WHAT IS BEING ASKED: Produce a copy of every line in the records that holds the string "this".

(Excerpts from an interface dataset)
┌──

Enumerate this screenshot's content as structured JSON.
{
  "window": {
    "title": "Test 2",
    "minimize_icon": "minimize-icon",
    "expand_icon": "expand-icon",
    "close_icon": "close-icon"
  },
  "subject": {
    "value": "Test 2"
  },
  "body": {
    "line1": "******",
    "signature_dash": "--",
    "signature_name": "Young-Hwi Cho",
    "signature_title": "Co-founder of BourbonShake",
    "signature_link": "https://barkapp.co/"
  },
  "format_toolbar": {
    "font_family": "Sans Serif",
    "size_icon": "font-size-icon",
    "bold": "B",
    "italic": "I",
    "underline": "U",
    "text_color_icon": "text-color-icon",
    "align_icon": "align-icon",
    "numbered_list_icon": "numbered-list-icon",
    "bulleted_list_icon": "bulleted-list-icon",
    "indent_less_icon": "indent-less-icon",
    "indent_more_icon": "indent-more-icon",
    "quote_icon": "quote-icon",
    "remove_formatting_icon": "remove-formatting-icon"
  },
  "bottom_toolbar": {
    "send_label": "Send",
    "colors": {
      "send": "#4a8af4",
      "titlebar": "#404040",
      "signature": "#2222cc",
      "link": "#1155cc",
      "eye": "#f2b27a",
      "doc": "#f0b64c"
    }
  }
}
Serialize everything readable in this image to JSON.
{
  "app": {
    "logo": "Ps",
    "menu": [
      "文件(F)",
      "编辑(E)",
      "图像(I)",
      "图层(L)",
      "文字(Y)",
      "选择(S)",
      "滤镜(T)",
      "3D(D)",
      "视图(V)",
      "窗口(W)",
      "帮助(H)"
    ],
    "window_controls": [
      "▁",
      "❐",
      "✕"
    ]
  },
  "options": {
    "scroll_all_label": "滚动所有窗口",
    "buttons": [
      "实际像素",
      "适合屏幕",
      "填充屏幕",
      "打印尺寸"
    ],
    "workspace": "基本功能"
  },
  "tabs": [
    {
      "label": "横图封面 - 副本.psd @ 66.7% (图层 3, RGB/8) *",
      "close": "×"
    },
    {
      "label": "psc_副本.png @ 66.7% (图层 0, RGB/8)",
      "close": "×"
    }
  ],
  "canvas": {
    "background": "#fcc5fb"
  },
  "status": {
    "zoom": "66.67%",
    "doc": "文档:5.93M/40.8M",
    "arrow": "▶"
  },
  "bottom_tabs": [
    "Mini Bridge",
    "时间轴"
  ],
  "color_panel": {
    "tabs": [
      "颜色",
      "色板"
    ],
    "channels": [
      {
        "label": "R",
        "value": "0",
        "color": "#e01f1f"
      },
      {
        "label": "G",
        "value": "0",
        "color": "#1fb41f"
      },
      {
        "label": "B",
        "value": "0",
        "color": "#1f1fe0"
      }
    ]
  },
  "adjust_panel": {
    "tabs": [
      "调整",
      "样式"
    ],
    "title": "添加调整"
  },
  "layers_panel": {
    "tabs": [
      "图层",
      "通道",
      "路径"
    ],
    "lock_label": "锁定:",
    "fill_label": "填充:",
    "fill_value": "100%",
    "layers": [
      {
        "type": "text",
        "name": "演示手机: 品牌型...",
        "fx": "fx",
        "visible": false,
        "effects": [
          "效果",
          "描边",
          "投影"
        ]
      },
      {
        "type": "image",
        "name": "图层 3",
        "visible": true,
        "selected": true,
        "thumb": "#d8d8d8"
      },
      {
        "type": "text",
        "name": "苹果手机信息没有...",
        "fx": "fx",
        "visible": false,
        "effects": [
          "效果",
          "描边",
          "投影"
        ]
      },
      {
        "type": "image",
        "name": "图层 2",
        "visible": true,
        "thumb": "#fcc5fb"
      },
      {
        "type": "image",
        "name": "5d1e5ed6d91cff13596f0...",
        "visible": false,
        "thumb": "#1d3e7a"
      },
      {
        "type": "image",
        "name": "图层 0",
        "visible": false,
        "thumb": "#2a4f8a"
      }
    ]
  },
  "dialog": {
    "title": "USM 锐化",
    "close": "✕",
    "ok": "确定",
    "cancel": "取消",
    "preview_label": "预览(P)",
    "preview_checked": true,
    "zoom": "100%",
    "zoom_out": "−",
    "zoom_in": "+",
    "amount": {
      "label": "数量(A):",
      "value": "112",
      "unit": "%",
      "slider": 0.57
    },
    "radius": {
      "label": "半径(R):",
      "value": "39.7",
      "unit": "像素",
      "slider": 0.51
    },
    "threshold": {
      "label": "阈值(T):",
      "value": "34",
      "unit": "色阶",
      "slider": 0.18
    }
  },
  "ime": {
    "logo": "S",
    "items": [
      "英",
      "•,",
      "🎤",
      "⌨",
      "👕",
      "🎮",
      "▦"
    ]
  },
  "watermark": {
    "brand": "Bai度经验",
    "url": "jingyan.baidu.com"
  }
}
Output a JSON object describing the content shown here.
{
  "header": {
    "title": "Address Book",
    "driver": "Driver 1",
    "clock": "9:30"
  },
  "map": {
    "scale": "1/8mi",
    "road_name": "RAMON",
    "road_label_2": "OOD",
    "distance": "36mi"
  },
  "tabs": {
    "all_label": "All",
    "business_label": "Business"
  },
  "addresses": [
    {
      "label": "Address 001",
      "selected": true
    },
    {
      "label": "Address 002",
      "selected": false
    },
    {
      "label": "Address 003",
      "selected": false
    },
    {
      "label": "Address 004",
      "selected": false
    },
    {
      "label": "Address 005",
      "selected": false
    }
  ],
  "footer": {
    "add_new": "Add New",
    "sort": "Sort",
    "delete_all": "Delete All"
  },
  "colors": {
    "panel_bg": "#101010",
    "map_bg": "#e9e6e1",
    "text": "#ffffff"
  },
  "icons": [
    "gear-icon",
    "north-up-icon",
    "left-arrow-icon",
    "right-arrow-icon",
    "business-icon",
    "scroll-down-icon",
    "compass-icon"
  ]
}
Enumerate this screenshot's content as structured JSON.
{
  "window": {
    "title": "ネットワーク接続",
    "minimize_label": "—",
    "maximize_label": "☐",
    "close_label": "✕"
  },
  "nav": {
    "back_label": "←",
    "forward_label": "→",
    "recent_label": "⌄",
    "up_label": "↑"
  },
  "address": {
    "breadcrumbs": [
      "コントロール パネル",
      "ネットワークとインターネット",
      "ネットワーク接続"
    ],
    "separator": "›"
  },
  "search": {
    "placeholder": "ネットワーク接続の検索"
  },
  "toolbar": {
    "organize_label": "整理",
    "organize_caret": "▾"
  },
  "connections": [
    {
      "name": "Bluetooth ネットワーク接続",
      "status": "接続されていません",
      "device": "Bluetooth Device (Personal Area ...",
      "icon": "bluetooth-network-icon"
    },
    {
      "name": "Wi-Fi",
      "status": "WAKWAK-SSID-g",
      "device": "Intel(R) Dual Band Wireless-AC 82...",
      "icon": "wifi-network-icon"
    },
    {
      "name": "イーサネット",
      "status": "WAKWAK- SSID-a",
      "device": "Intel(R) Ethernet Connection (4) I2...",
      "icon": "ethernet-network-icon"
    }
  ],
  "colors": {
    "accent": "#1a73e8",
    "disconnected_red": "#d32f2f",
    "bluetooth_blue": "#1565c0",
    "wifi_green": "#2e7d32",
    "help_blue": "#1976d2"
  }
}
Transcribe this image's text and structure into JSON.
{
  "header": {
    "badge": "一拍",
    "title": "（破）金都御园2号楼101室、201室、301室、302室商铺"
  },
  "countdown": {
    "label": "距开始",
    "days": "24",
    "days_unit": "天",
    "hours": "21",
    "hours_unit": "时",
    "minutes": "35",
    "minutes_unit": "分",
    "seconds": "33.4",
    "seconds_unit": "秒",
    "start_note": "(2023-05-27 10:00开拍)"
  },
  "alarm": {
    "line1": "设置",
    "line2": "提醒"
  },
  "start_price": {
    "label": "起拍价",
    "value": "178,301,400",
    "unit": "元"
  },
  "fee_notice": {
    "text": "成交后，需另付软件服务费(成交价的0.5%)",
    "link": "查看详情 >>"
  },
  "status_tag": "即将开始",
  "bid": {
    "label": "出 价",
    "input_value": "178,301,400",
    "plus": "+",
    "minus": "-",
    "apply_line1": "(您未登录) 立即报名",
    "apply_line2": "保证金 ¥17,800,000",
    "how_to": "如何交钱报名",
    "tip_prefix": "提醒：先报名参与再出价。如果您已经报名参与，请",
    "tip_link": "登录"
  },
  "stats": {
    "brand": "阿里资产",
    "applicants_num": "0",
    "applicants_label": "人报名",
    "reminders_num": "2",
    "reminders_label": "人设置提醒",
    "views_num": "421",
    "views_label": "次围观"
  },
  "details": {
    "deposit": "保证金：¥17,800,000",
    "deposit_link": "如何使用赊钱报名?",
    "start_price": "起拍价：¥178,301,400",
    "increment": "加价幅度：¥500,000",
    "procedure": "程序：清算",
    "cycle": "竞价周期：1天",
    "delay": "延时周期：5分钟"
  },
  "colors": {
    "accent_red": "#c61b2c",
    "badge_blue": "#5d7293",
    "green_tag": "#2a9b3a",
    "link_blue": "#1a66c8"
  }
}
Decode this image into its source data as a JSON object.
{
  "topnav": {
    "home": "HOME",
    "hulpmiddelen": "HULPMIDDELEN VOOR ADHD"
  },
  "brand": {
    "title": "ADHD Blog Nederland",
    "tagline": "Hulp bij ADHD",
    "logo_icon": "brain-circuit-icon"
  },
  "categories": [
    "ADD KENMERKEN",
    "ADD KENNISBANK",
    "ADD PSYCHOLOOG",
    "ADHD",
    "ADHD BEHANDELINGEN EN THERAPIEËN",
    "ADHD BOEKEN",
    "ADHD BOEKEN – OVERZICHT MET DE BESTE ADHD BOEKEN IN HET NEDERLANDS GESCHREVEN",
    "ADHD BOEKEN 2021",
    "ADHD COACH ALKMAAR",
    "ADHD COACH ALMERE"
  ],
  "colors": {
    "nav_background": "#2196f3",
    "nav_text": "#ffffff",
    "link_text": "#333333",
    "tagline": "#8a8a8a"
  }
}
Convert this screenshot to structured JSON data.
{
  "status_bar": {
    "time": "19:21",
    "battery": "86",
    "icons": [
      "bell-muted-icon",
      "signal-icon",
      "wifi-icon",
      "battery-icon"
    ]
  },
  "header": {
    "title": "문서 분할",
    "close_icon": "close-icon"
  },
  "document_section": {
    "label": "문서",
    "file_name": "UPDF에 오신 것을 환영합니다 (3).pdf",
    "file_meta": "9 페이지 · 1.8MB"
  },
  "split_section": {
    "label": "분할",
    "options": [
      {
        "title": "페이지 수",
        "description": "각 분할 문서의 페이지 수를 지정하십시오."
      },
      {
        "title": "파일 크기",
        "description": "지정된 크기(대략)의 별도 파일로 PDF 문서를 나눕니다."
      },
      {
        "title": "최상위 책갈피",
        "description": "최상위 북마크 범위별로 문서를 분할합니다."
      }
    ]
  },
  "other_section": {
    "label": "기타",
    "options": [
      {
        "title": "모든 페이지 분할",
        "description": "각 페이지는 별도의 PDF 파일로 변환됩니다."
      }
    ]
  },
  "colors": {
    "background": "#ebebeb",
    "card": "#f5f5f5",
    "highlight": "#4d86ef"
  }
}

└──

RESPONSE BELOW:
Enumerate this screenshot's content as structured JSON.
Serialize everything readable in this image to JSON.
Enumerate this screenshot's content as structured JSON.
Transcribe this image's text and structure into JSON.
Decode this image into its source data as a JSON object.
Convert this screenshot to structured JSON data.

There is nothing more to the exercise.